As the Greek philosopher Heraclitus famously stated, “No one ever steps in the same river twice, for it’s not the same river and he’s not the same person.” The same principle of constant change also applies to the automobile market—it, too, is never the same twice. There are mainstay brands that stick around, there are upstart brands that enter (and exit) the market, and there are models of both that come and go. Likewise, as automobile drivers themselves change – switching jobs, starting a family, moving to a different town – their tastes and needs will change along with them. Through the use of behavioral profiling and predictive modeling, you can ensure that when customers are ready to switch cars, you will be ready, too—with the information you need to get them into the right next car.
Discontinued Brands and Orphan Vehicles
The river flows on. Makes such as Isuzu and Suzuki exit the U.S. market. Brands such as Geo get stuck in a 90’s time warp, while some exotic brands, such as Maybach, go the way of the dodo bird. But more importantly, solid, contemporary mainstream brands such as Pontiac, Oldsmobile, Mercury and Saturn can also become obsolete. What does this mean for the U.S. auto industry? When we look at the complete picture of defunct brands in the U.S., some two-and-a-half million automobile owners find themselves driving “orphan” vehicles today.
Converting Orphan Car Owners
These owners of orphan vehicles are also less loyal to their original equipment manufacturer (OEM) brands. According to IHS Automotive (formerly R.L. Polk), average brand loyalty across the automotive industry stands at 58%. But over the last five years, the number of orphan vehicle owners who remained with the same OEM has dropped from 57% to 39%. In short, orphan vehicle owners are more willing to shop around, offering a prime opportunity for competitors to convert them to a new make, and a challenge for the original OEM to keep them in the nest by enticing them to move to a different model or brand.
The Aging Vehicles Trend
Vehicle age is another important trend leading to opportunity. According to the Wall Street Journal, the average age of a car on the road in 2013 was 11 years old—a record high—with 20% of all cars at a prehistoric 16 years of age. As vehicles age and need replacement, opportunity opens up for all three car markets: new-car, used-car, and leasing. Lenders, dealers, and automakers need to look at this demographic closely to determine the correct product to market to these owners.
Finding the Right Family
Through the combination of discontinued brands, decreased customer loyalty, and the increased number of used cars on the road, the opportunities for moving car owners into a new vehicle are wide open.
Now you need to determine who to target and how to reach them.

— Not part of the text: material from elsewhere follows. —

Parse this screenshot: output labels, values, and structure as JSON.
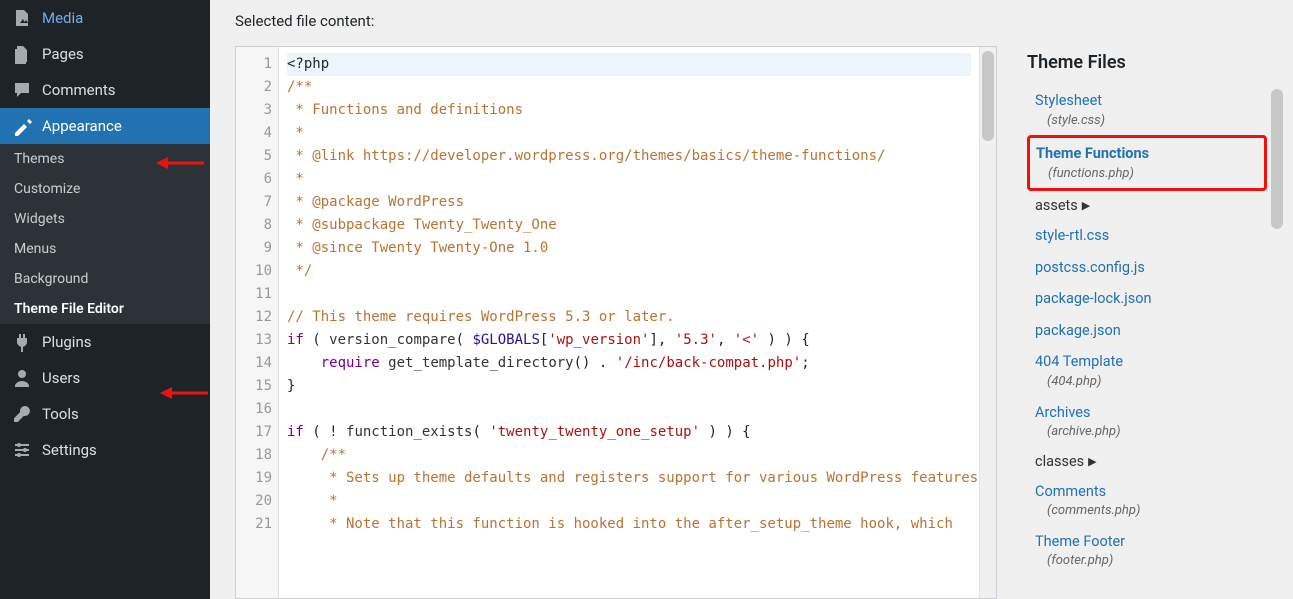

Here are three important considerations:
1. Match current receptive owners to your current offerings. To do that, you have to know who these current owners are, and which other brand and model owners they most closely resemble. Behavior modeling will help you identify purchasing preferences by demographic, which improves your ability to get the right message to the right person.
2. Remember: people change. It’s Heraclitus and the river again. Don’t make the mistake of trying to sell someone the same car over again without first checking to see what has changed in their life. Has their income level changed? What about their credit situation? Employment? Family? The more you know about the car owner, the better focused your marketing will become—resulting in more conversions.

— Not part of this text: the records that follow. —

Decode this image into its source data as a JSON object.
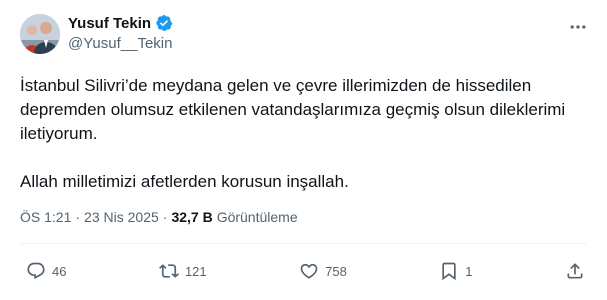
{
  "author": {
    "display_name": "Yusuf Tekin",
    "handle": "@Yusuf__Tekin",
    "verified": true,
    "verified_color": "#1d9bf0"
  },
  "post": {
    "paragraph_1": "İstanbul Silivri’de meydana gelen ve çevre illerimizden de hissedilen depremden olumsuz etkilenen vatandaşlarımıza geçmiş olsun dileklerimi iletiyorum.",
    "paragraph_2": "Allah milletimizi afetlerden korusun inşallah."
  },
  "meta": {
    "time": "ÖS 1:21",
    "separator": "·",
    "date": "23 Nis 2025",
    "views_count": "32,7 B",
    "views_label": "Görüntüleme"
  },
  "actions": {
    "replies": "46",
    "reposts": "121",
    "likes": "758",
    "bookmarks": "1"
  },
  "icons": [
    "verified-badge-icon",
    "more-icon",
    "reply-icon",
    "repost-icon",
    "like-icon",
    "bookmark-icon",
    "share-icon"
  ],
  "colors": {
    "text": "#0f1419",
    "secondary": "#536471",
    "divider": "#eff3f4"
  }
}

3. Know when car owners are ready to buy. Today, analytic technologies can help marketers target and track potential customers. This technology not only tells you who is in the market, but also who meets the criteria for your product—allowing marketers to focus on the best audience for their criteria. Such tools pull data from credit bureaus and other lending agencies and can even send you alerts when targeted car owners have started shopping for a new vehicle. Knowing when customers are in the market also makes the selection of marketing channels much easier. For instance, a piece of direct mail sent to a customer who has has just applied for financing will probably arrive too late. Time to pick up the phone and make that winning call.

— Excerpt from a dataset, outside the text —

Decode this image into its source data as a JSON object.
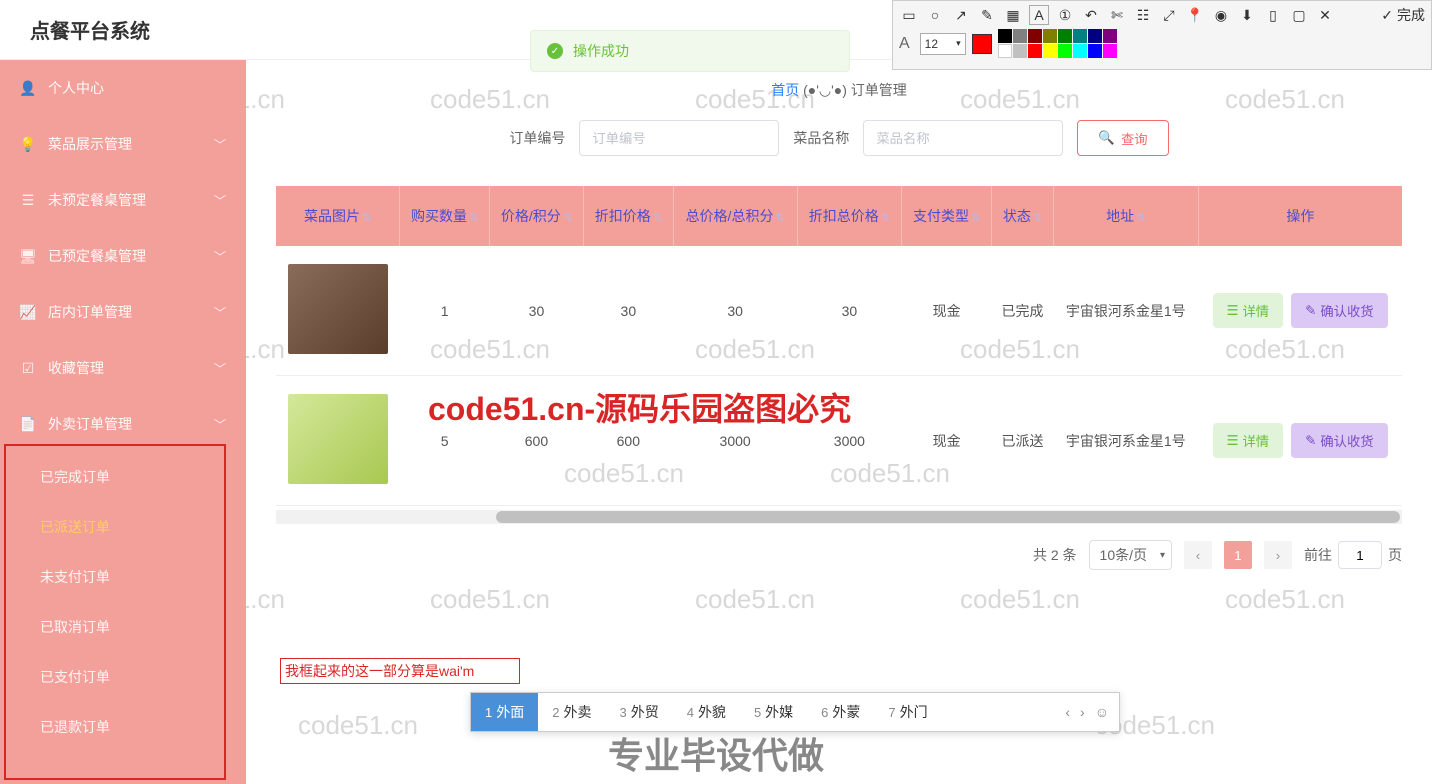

A Final Word
With two-and-a-half million orphan vehicles on the road, and an increasing average vehicle age, the time is right for putting drivers into another car—whether new, used, or leased. Using behavioral and predictive tools, you can now obtain the information you need to identify these owners, determine which offerings best suit them, choose the appropriate marketing channels, and deliver the right message—at the right time. Taking advantage of these tools will help you navigate the river of change and avoid being trapped in yesterday’s back eddy.